┌──
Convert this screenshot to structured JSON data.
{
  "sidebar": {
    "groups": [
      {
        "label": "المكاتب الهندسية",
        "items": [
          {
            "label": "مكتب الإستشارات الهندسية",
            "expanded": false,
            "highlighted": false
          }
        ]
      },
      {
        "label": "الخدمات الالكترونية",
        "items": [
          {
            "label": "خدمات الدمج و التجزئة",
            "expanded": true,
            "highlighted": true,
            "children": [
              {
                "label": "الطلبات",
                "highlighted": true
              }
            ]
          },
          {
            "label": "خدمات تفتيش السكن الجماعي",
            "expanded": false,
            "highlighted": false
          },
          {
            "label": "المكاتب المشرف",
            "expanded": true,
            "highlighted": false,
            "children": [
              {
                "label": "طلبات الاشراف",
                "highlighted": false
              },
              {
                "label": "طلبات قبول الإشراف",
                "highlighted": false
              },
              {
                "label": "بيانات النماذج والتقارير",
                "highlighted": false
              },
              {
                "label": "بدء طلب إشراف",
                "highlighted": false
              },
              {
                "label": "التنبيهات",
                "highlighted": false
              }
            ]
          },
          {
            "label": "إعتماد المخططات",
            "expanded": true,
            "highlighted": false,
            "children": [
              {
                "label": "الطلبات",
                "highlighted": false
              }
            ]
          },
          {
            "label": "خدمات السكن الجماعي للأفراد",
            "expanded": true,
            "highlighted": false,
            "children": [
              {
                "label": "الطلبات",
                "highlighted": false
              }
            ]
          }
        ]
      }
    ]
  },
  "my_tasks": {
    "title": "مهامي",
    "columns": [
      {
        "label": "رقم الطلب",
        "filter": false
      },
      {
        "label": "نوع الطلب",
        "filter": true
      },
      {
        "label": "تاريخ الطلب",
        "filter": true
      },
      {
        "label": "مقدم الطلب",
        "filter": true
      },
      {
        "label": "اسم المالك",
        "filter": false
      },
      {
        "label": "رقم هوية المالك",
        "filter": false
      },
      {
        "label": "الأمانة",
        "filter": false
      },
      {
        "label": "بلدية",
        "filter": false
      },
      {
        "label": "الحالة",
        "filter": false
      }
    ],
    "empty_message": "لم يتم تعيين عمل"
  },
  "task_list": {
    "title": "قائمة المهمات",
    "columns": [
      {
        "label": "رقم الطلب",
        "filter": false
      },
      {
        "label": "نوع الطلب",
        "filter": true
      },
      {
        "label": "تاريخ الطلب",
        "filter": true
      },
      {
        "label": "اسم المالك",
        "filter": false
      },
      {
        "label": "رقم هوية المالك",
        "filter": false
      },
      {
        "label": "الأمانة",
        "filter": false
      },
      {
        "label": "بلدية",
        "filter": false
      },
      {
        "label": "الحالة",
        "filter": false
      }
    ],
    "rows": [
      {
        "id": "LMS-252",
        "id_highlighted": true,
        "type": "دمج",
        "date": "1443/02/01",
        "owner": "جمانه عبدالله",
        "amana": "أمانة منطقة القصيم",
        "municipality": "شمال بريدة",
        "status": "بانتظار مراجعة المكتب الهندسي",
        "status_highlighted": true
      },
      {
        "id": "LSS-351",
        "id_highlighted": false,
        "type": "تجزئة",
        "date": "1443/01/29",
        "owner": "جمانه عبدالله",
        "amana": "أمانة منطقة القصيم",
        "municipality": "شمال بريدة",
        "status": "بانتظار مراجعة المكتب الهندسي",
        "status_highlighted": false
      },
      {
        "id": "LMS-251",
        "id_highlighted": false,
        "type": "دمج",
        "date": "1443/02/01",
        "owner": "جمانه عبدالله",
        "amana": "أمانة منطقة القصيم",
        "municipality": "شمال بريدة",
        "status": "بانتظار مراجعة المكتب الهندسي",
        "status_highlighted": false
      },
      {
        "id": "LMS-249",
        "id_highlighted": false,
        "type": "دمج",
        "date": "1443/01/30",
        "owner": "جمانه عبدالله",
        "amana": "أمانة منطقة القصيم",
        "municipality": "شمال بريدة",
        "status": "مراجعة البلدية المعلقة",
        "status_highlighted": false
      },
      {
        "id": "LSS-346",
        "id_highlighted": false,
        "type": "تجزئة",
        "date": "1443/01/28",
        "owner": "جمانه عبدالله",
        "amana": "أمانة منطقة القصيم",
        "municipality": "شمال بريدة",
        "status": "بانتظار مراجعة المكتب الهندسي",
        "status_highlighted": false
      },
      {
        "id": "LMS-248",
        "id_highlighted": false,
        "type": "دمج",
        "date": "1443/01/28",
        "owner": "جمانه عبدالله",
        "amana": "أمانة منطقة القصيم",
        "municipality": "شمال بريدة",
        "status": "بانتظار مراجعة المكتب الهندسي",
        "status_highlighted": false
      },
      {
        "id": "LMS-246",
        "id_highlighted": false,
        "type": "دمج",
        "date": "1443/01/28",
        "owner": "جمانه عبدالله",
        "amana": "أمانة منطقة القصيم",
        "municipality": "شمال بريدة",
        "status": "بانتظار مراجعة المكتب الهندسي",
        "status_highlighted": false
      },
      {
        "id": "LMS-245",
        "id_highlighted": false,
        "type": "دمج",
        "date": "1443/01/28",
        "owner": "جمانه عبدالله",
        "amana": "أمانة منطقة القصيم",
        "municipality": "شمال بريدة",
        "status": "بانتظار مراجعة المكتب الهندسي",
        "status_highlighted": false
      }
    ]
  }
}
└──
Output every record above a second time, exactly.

Convert this screenshot to structured JSON data.
{
  "sidebar": {
    "groups": [
      {
        "label": "المكاتب الهندسية",
        "items": [
          {
            "label": "مكتب الإستشارات الهندسية",
            "expanded": false,
            "highlighted": false
          }
        ]
      },
      {
        "label": "الخدمات الالكترونية",
        "items": [
          {
            "label": "خدمات الدمج و التجزئة",
            "expanded": true,
            "highlighted": true,
            "children": [
              {
                "label": "الطلبات",
                "highlighted": true
              }
            ]
          },
          {
            "label": "خدمات تفتيش السكن الجماعي",
            "expanded": false,
            "highlighted": false
          },
          {
            "label": "المكاتب المشرف",
            "expanded": true,
            "highlighted": false,
            "children": [
              {
                "label": "طلبات الاشراف",
                "highlighted": false
              },
              {
                "label": "طلبات قبول الإشراف",
                "highlighted": false
              },
              {
                "label": "بيانات النماذج والتقارير",
                "highlighted": false
              },
              {
                "label": "بدء طلب إشراف",
                "highlighted": false
              },
              {
                "label": "التنبيهات",
                "highlighted": false
              }
            ]
          },
          {
            "label": "إعتماد المخططات",
            "expanded": true,
            "highlighted": false,
            "children": [
              {
                "label": "الطلبات",
                "highlighted": false
              }
            ]
          },
          {
            "label": "خدمات السكن الجماعي للأفراد",
            "expanded": true,
            "highlighted": false,
            "children": [
              {
                "label": "الطلبات",
                "highlighted": false
              }
            ]
          }
        ]
      }
    ]
  },
  "my_tasks": {
    "title": "مهامي",
    "columns": [
      {
        "label": "رقم الطلب",
        "filter": false
      },
      {
        "label": "نوع الطلب",
        "filter": true
      },
      {
        "label": "تاريخ الطلب",
        "filter": true
      },
      {
        "label": "مقدم الطلب",
        "filter": true
      },
      {
        "label": "اسم المالك",
        "filter": false
      },
      {
        "label": "رقم هوية المالك",
        "filter": false
      },
      {
        "label": "الأمانة",
        "filter": false
      },
      {
        "label": "بلدية",
        "filter": false
      },
      {
        "label": "الحالة",
        "filter": false
      }
    ],
    "empty_message": "لم يتم تعيين عمل"
  },
  "task_list": {
    "title": "قائمة المهمات",
    "columns": [
      {
        "label": "رقم الطلب",
        "filter": false
      },
      {
        "label": "نوع الطلب",
        "filter": true
      },
      {
        "label": "تاريخ الطلب",
        "filter": true
      },
      {
        "label": "اسم المالك",
        "filter": false
      },
      {
        "label": "رقم هوية المالك",
        "filter": false
      },
      {
        "label": "الأمانة",
        "filter": false
      },
      {
        "label": "بلدية",
        "filter": false
      },
      {
        "label": "الحالة",
        "filter": false
      }
    ],
    "rows": [
      {
        "id": "LMS-252",
        "id_highlighted": true,
        "type": "دمج",
        "date": "1443/02/01",
        "owner": "جمانه عبدالله",
        "amana": "أمانة منطقة القصيم",
        "municipality": "شمال بريدة",
        "status": "بانتظار مراجعة المكتب الهندسي",
        "status_highlighted": true
      },
      {
        "id": "LSS-351",
        "id_highlighted": false,
        "type": "تجزئة",
        "date": "1443/01/29",
        "owner": "جمانه عبدالله",
        "amana": "أمانة منطقة القصيم",
        "municipality": "شمال بريدة",
        "status": "بانتظار مراجعة المكتب الهندسي",
        "status_highlighted": false
      },
      {
        "id": "LMS-251",
        "id_highlighted": false,
        "type": "دمج",
        "date": "1443/02/01",
        "owner": "جمانه عبدالله",
        "amana": "أمانة منطقة القصيم",
        "municipality": "شمال بريدة",
        "status": "بانتظار مراجعة المكتب الهندسي",
        "status_highlighted": false
      },
      {
        "id": "LMS-249",
        "id_highlighted": false,
        "type": "دمج",
        "date": "1443/01/30",
        "owner": "جمانه عبدالله",
        "amana": "أمانة منطقة القصيم",
        "municipality": "شمال بريدة",
        "status": "مراجعة البلدية المعلقة",
        "status_highlighted": false
      },
      {
        "id": "LSS-346",
        "id_highlighted": false,
        "type": "تجزئة",
        "date": "1443/01/28",
        "owner": "جمانه عبدالله",
        "amana": "أمانة منطقة القصيم",
        "municipality": "شمال بريدة",
        "status": "بانتظار مراجعة المكتب الهندسي",
        "status_highlighted": false
      },
      {
        "id": "LMS-248",
        "id_highlighted": false,
        "type": "دمج",
        "date": "1443/01/28",
        "owner": "جمانه عبدالله",
        "amana": "أمانة منطقة القصيم",
        "municipality": "شمال بريدة",
        "status": "بانتظار مراجعة المكتب الهندسي",
        "status_highlighted": false
      },
      {
        "id": "LMS-246",
        "id_highlighted": false,
        "type": "دمج",
        "date": "1443/01/28",
        "owner": "جمانه عبدالله",
        "amana": "أمانة منطقة القصيم",
        "municipality": "شمال بريدة",
        "status": "بانتظار مراجعة المكتب الهندسي",
        "status_highlighted": false
      },
      {
        "id": "LMS-245",
        "id_highlighted": false,
        "type": "دمج",
        "date": "1443/01/28",
        "owner": "جمانه عبدالله",
        "amana": "أمانة منطقة القصيم",
        "municipality": "شمال بريدة",
        "status": "بانتظار مراجعة المكتب الهندسي",
        "status_highlighted": false
      }
    ]
  }
}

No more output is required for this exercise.